Nutmeg and mace
Other Names: Nutmeg: Basbasa (Arabic); chan thet (Thai); djus hendi (Farsi); egoz musqat (Hebrew); gabz (Amharic); hindistancevizi (Turkish); jaiphal (Hindi); jou tou kou (Chinese); moschokarido (Greek); muskatnuss (German); muskatny oryekh (Russian); noce moscata (Italian); noix de muscade (French); noz-moscada (Portuguese); nuez moscada (Spanish); pala (Indonesian). Mace: Besbase (Turkish); dok chand (Thai); fleur de muscade or macis (French); fuljan (Arabic); javatri (Hindi); macis (Spanish, Portuguese); muskatblomme (Danish); muskat-bluete (German); muskatnyi tsvet (Russian); sekar pala (Indonesian).
General Description: Nutmeg is the large, light grayish brown, speckled, wood-hard kernel that grows inside the apricot-like fruit of a tropical tree (Myristica fragrans). Surrounding nutmeg in the fruit is a web of mace, called the aril, that is brilliant scarlet when harvested but changes to a dull reddish orange after drying. Both spices are strongly aromatic, with a warm and slightly musky flavor. Nutmeg is a bit spicier with a sharper aroma, while mace is gentler, fresher, and more rounded in flavor. Nutmeg quickly loses its fragrance when ground, so it’s best freshly grated. Whole nutmeg, though hard on its surface, is easy to grate by hand. Note that the myristicin contained in nutmeg and mace is narcotic and may be harmful if ingested in large quantities.
Europeans believed that nutmeg originated in India, though actually it came from the famed Spice Islands (the Moluccas) in eastern Indonesia. In the sixteenth century, Portuguese ships sailed to India and further, bringing back large quantities of the hugely popular nutmeg. For 150 years starting in the seventeenth century, the Dutch monopolized the nutmeg trade, as they did with cloves. In the eighteenth century, the French smuggled nutmeg trees out from the Banda Islands and broke the monopoly.

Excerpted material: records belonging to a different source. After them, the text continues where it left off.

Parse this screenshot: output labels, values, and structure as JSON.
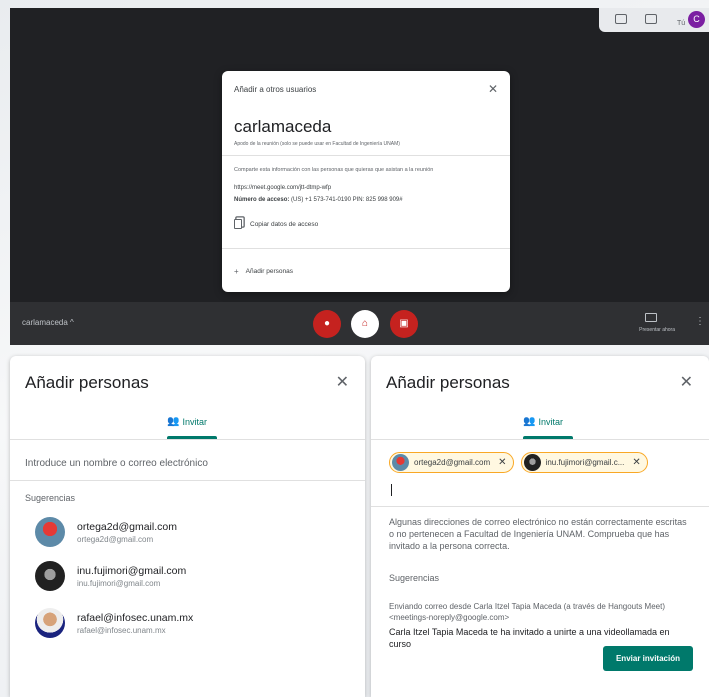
{
  "meet": {
    "top_icons": [
      "people-icon",
      "chat-icon",
      "activities-icon"
    ],
    "top_tu": "Tú",
    "top_avatar": "C",
    "dialog": {
      "title": "Añadir a otros usuarios",
      "meeting_name": "carlamaceda",
      "meeting_sub": "Apodo de la reunión (solo se puede usar en Facultad de Ingeniería UNAM)",
      "share_text": "Comparte esta información con las personas que quieras que asistan a la reunión",
      "link": "https://meet.google.com/jtt-dtmp-wfp",
      "access_label": "Número de acceso:",
      "access_value": "(US) +1 573-741-0190  PIN: 825 998 909#",
      "copy_label": "Copiar datos de acceso",
      "add_label": "Añadir personas"
    },
    "bottombar": {
      "meeting_name": "carlamaceda  ^",
      "present_label": "Presentar ahora",
      "colors": {
        "end_call": "#c5221f",
        "muted": "#c5221f"
      }
    }
  },
  "left_panel": {
    "title": "Añadir personas",
    "close": "✕",
    "tab_label": "Invitar",
    "input_placeholder": "Introduce un nombre o correo electrónico",
    "suggestions_label": "Sugerencias",
    "suggestions": [
      {
        "name": "ortega2d@gmail.com",
        "email": "ortega2d@gmail.com"
      },
      {
        "name": "inu.fujimori@gmail.com",
        "email": "inu.fujimori@gmail.com"
      },
      {
        "name": "rafael@infosec.unam.mx",
        "email": "rafael@infosec.unam.mx"
      }
    ]
  },
  "right_panel": {
    "title": "Añadir personas",
    "close": "✕",
    "tab_label": "Invitar",
    "chips": [
      {
        "label": "ortega2d@gmail.com"
      },
      {
        "label": "inu.fujimori@gmail.c..."
      }
    ],
    "warning": "Algunas direcciones de correo electrónico no están correctamente escritas o no pertenecen a Facultad de Ingeniería UNAM. Comprueba que has invitado a la persona correcta.",
    "suggestions_label": "Sugerencias",
    "sending_text": "Enviando correo desde Carla Itzel Tapia Maceda (a través de Hangouts Meet) <meetings-noreply@google.com>",
    "invite_message": "Carla Itzel Tapia Maceda te ha invitado a unirte a una videollamada en curso",
    "send_button": "Enviar invitación",
    "accent_color": "#00796b"
  }
}
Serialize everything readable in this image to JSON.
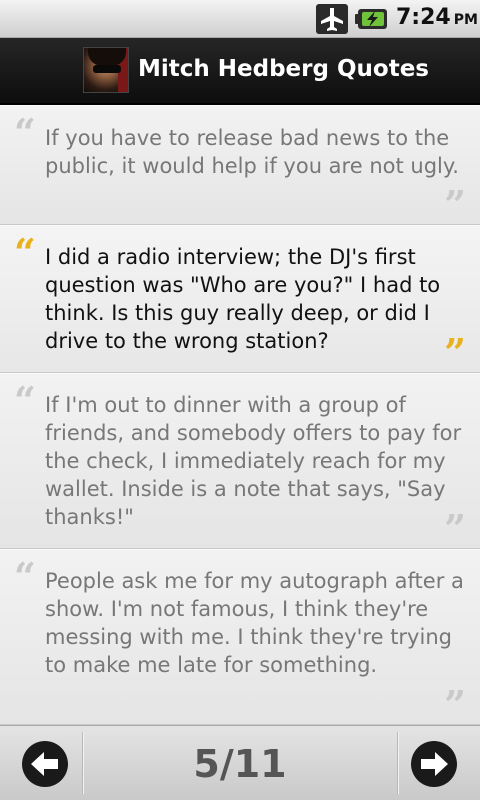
{
  "status_bar": {
    "time": "7:24",
    "ampm": "PM",
    "icons": [
      "airplane-mode-icon",
      "battery-charging-icon"
    ]
  },
  "header": {
    "title": "Mitch Hedberg Quotes",
    "avatar": "mitch-hedberg-avatar"
  },
  "quotes": [
    {
      "text": "If you have to release bad news to the public, it would help if you are not ugly.",
      "selected": false
    },
    {
      "text": "I did a radio interview; the DJ's first question was \"Who are you?\" I had to think. Is this guy really deep, or did I drive to the wrong station?",
      "selected": true
    },
    {
      "text": "If I'm out to dinner with a group of friends, and somebody offers to pay for the check, I immediately reach for my wallet. Inside is a note that says, \"Say thanks!\"",
      "selected": false
    },
    {
      "text": "People ask me for my autograph after a show. I'm not famous, I think they're messing with me. I think they're trying to make me late for something.",
      "selected": false
    }
  ],
  "quote_marks": {
    "open": "“",
    "close": "”"
  },
  "colors": {
    "highlight_quote_mark": "#e8b21c",
    "inactive_quote_mark": "#c9c9c9"
  },
  "nav": {
    "page_indicator": "5/11",
    "prev_icon": "arrow-left-icon",
    "next_icon": "arrow-right-icon"
  }
}
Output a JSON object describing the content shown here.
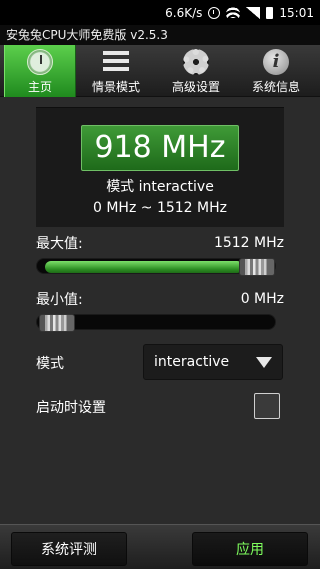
{
  "status": {
    "speed": "6.6K/s",
    "time": "15:01"
  },
  "app": {
    "title": "安兔兔CPU大师免费版 v2.5.3"
  },
  "tabs": [
    {
      "label": "主页",
      "icon": "clock-icon"
    },
    {
      "label": "情景模式",
      "icon": "list-icon"
    },
    {
      "label": "高级设置",
      "icon": "gear-icon"
    },
    {
      "label": "系统信息",
      "icon": "info-icon"
    }
  ],
  "panel": {
    "frequency": "918 MHz",
    "mode_line": "模式 interactive",
    "range_line": "0 MHz ~ 1512 MHz"
  },
  "max": {
    "label": "最大值:",
    "value": "1512 MHz",
    "level": 1.0
  },
  "min": {
    "label": "最小值:",
    "value": "0 MHz",
    "level": 0.0
  },
  "mode": {
    "label": "模式",
    "selected": "interactive"
  },
  "boot": {
    "label": "启动时设置",
    "checked": false
  },
  "buttons": {
    "test": "系统评测",
    "apply": "应用"
  },
  "colors": {
    "accent": "#2f9a2a",
    "apply_text": "#7fff5e"
  }
}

In the Arab world and northern India, nutmeg and mace flavor delicate meat dishes. In Europe and North America, these spices flavor cakes, crackers, poached fruits, and cheese sauces. The Dutch favor nutmeg, using it to season cabbage, potatoes, meat, soups, stews, and sauces. Mace complements seafood and lighter meat dishes as well as pickles and ketchup. Many spice mixtures contain nutmeg and mace. Nutmeg and mace can be used interchangeably in many dishes.
Purchase and Avoid: Whole nutmeg is preferable. Good quality whole nutmegs will be hard and heavy for their weight with no tiny holes, a sign of insect damage. Buy powdered nutmeg in small quantities, because it quickly loses flavor. Mace is more expensive than nutmeg because it takes 400 pounds of nutmeg to make 1 pound of mace. Whole blade mace is the most expensive form; mace is most often found ground.
Storage: Whole nutmeg and mace will keep quite well. Powdered nutmeg and mace are more perishable.
Serving Suggestions: Grate fresh nutmeg into creamed or buttered spinach. Grate nutmeg over steamed potatoes, winter squash, carrots, or cauliflower. Flavor pumpkin pie, sweet potato pie, and gingerbread with nutmeg. Sprinkle mace on seafood before grilling or pan-frying. Season stock with mace and use it to steam shellfish. Sprinkle mace over applesauce and baked apples.
Food Affinities: Nutmeg: Apple, butter, carrot, cream, parsnip, pear, ricotta cheese, sage, spinach. Mace: Cabbage, chicken, curry, fish, pâté, shellfish, spice cakes, terrines, veal.
from Quirk Books: www.quirkbooks.com